| PROBLEM DETAILS |
How many separate lines of the data contain "this"? Give the count and nothing else.

| DATASET EXTRACT |
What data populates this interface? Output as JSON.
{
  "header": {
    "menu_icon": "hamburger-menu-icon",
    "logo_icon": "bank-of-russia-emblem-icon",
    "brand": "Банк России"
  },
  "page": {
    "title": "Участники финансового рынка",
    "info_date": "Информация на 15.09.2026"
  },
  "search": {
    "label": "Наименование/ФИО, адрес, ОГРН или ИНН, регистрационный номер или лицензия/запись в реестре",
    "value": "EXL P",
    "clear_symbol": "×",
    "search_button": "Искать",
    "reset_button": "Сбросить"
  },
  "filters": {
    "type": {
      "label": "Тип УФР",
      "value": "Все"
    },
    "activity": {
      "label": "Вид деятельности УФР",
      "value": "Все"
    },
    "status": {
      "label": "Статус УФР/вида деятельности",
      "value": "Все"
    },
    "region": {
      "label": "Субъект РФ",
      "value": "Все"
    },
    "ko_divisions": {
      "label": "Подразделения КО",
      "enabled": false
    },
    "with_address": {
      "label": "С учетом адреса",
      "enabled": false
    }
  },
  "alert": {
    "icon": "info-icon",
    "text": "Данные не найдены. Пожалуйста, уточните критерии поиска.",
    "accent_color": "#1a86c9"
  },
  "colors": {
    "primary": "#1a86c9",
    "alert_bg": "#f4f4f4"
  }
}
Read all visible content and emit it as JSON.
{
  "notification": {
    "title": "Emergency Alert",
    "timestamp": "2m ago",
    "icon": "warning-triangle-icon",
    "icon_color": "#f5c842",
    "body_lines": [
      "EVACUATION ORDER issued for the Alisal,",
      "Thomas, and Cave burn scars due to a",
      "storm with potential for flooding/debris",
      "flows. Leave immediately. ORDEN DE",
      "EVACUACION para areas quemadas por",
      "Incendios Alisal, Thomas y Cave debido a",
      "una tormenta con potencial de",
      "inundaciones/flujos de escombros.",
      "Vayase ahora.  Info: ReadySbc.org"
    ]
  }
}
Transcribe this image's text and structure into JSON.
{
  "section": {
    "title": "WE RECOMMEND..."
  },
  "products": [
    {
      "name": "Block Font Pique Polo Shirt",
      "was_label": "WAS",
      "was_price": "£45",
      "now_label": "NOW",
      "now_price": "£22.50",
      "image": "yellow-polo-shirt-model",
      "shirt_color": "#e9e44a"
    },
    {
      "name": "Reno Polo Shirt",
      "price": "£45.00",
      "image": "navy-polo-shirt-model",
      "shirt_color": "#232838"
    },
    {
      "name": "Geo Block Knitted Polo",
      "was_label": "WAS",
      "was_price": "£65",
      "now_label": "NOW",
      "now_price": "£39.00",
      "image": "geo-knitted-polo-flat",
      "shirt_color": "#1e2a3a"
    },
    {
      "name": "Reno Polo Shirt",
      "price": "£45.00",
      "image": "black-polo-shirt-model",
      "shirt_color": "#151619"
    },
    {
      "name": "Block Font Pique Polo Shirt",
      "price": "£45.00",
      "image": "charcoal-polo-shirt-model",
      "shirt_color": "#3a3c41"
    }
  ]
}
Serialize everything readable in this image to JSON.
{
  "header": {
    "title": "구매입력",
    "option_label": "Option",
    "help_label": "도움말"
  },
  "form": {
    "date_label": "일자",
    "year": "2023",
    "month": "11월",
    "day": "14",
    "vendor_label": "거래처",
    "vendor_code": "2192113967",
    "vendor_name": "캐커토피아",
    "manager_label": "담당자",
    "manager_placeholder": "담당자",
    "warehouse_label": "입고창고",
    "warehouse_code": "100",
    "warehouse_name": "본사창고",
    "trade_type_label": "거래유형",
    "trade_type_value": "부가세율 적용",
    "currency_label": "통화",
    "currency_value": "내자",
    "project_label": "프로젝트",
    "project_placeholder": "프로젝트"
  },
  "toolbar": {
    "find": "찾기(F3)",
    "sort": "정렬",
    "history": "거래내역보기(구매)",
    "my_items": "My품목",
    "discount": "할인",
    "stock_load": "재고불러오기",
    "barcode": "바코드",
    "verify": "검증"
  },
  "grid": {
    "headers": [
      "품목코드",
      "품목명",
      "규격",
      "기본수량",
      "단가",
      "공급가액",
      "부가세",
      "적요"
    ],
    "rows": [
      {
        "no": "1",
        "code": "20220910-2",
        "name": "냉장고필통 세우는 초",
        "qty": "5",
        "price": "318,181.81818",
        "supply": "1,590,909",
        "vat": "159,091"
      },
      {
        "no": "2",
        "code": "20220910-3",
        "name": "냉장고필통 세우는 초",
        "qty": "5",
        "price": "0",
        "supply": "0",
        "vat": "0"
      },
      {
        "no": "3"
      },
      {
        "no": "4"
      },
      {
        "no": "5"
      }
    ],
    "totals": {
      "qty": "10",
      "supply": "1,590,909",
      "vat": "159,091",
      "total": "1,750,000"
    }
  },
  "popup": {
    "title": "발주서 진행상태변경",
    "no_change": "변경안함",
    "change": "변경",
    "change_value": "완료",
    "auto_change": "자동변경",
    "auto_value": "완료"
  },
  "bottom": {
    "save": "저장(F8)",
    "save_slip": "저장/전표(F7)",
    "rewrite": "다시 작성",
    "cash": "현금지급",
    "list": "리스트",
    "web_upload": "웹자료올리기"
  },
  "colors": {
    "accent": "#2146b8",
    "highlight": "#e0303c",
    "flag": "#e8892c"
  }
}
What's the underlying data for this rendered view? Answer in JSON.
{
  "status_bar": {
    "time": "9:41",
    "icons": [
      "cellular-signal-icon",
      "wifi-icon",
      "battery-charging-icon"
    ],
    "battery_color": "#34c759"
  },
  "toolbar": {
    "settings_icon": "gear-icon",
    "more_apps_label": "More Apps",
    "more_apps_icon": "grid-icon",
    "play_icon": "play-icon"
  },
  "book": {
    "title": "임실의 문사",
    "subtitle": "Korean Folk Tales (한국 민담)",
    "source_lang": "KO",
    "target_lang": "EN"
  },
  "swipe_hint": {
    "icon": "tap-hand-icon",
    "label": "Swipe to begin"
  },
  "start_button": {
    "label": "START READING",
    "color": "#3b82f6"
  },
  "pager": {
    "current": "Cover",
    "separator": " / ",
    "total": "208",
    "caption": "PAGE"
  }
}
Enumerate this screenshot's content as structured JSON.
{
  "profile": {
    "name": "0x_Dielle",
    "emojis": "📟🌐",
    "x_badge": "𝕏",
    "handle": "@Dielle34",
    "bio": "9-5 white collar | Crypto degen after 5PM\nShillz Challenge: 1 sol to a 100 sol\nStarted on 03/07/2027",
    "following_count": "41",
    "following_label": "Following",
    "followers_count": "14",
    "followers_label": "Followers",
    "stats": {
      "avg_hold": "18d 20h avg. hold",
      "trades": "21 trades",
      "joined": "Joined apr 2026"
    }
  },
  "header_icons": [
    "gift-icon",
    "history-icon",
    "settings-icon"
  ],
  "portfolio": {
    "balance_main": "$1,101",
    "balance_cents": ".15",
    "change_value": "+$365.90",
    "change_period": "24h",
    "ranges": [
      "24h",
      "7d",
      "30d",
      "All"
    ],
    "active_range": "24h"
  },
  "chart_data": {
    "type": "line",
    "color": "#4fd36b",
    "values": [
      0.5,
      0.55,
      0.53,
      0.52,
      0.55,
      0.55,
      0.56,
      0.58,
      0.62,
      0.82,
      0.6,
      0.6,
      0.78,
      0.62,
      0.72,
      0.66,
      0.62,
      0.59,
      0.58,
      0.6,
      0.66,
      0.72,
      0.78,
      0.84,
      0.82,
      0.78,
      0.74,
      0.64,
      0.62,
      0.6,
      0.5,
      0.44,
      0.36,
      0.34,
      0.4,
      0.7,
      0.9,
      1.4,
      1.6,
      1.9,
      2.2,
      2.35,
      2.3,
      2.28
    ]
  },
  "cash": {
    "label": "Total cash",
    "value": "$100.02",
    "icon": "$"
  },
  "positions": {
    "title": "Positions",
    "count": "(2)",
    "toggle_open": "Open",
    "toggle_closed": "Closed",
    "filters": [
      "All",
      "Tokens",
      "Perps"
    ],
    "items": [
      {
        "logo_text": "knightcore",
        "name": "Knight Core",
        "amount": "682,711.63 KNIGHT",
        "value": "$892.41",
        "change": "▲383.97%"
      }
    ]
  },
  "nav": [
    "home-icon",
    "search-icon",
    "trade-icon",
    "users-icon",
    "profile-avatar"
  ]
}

| TASK OUTPUT |
5